(Records from a dataset)
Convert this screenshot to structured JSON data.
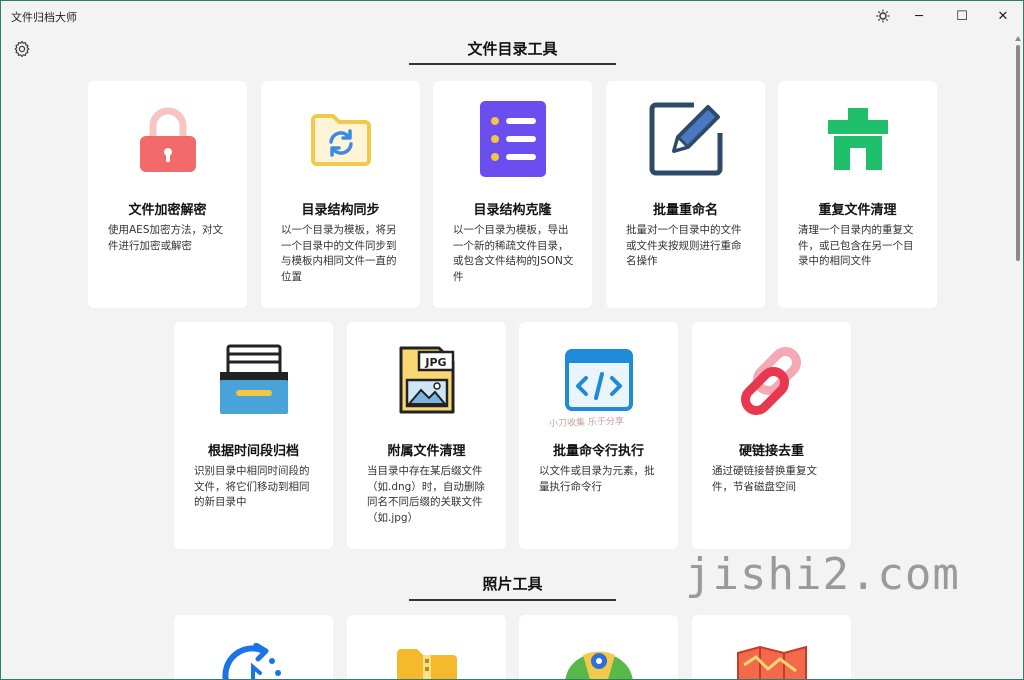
{
  "window": {
    "title": "文件归档大师"
  },
  "titlebar": {
    "theme_icon": "sun-icon",
    "minimize": "─",
    "maximize": "☐",
    "close": "✕"
  },
  "sections": [
    {
      "title": "文件目录工具"
    },
    {
      "title": "照片工具"
    }
  ],
  "cards": [
    {
      "title": "文件加密解密",
      "desc": "使用AES加密方法，对文件进行加密或解密",
      "icon": "lock-icon"
    },
    {
      "title": "目录结构同步",
      "desc": "以一个目录为模板，将另一个目录中的文件同步到与模板内相同文件一直的位置",
      "icon": "folder-sync-icon"
    },
    {
      "title": "目录结构克隆",
      "desc": "以一个目录为模板，导出一个新的稀疏文件目录，或包含文件结构的JSON文件",
      "icon": "list-icon"
    },
    {
      "title": "批量重命名",
      "desc": "批量对一个目录中的文件或文件夹按规则进行重命名操作",
      "icon": "edit-icon"
    },
    {
      "title": "重复文件清理",
      "desc": "清理一个目录内的重复文件，或已包含在另一个目录中的相同文件",
      "icon": "trash-icon"
    },
    {
      "title": "根据时间段归档",
      "desc": "识别目录中相同时间段的文件，将它们移动到相同的新目录中",
      "icon": "archive-drawer-icon"
    },
    {
      "title": "附属文件清理",
      "desc": "当目录中存在某后缀文件（如.dng）时，自动删除同名不同后缀的关联文件（如.jpg）",
      "icon": "jpg-file-icon"
    },
    {
      "title": "批量命令行执行",
      "desc": "以文件或目录为元素，批量执行命令行",
      "icon": "code-window-icon"
    },
    {
      "title": "硬链接去重",
      "desc": "通过硬链接替换重复文件，节省磁盘空间",
      "icon": "link-icon"
    }
  ],
  "photo_cards": [
    {
      "icon": "timer-icon"
    },
    {
      "icon": "zip-folder-icon"
    },
    {
      "icon": "map-pin-icon"
    },
    {
      "icon": "map-icon"
    }
  ],
  "jpg_label": "JPG",
  "watermark": "jishi2.com",
  "watermark_small": "小刀收集 乐于分享"
}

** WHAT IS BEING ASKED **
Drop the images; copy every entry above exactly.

** TASK ANSWER **
Convert this screenshot to structured JSON data.
{
  "window": {
    "title": "文件归档大师"
  },
  "titlebar": {
    "theme_icon": "sun-icon",
    "minimize": "─",
    "maximize": "☐",
    "close": "✕"
  },
  "sections": [
    {
      "title": "文件目录工具"
    },
    {
      "title": "照片工具"
    }
  ],
  "cards": [
    {
      "title": "文件加密解密",
      "desc": "使用AES加密方法，对文件进行加密或解密",
      "icon": "lock-icon"
    },
    {
      "title": "目录结构同步",
      "desc": "以一个目录为模板，将另一个目录中的文件同步到与模板内相同文件一直的位置",
      "icon": "folder-sync-icon"
    },
    {
      "title": "目录结构克隆",
      "desc": "以一个目录为模板，导出一个新的稀疏文件目录，或包含文件结构的JSON文件",
      "icon": "list-icon"
    },
    {
      "title": "批量重命名",
      "desc": "批量对一个目录中的文件或文件夹按规则进行重命名操作",
      "icon": "edit-icon"
    },
    {
      "title": "重复文件清理",
      "desc": "清理一个目录内的重复文件，或已包含在另一个目录中的相同文件",
      "icon": "trash-icon"
    },
    {
      "title": "根据时间段归档",
      "desc": "识别目录中相同时间段的文件，将它们移动到相同的新目录中",
      "icon": "archive-drawer-icon"
    },
    {
      "title": "附属文件清理",
      "desc": "当目录中存在某后缀文件（如.dng）时，自动删除同名不同后缀的关联文件（如.jpg）",
      "icon": "jpg-file-icon"
    },
    {
      "title": "批量命令行执行",
      "desc": "以文件或目录为元素，批量执行命令行",
      "icon": "code-window-icon"
    },
    {
      "title": "硬链接去重",
      "desc": "通过硬链接替换重复文件，节省磁盘空间",
      "icon": "link-icon"
    }
  ],
  "photo_cards": [
    {
      "icon": "timer-icon"
    },
    {
      "icon": "zip-folder-icon"
    },
    {
      "icon": "map-pin-icon"
    },
    {
      "icon": "map-icon"
    }
  ],
  "jpg_label": "JPG",
  "watermark": "jishi2.com",
  "watermark_small": "小刀收集 乐于分享"
}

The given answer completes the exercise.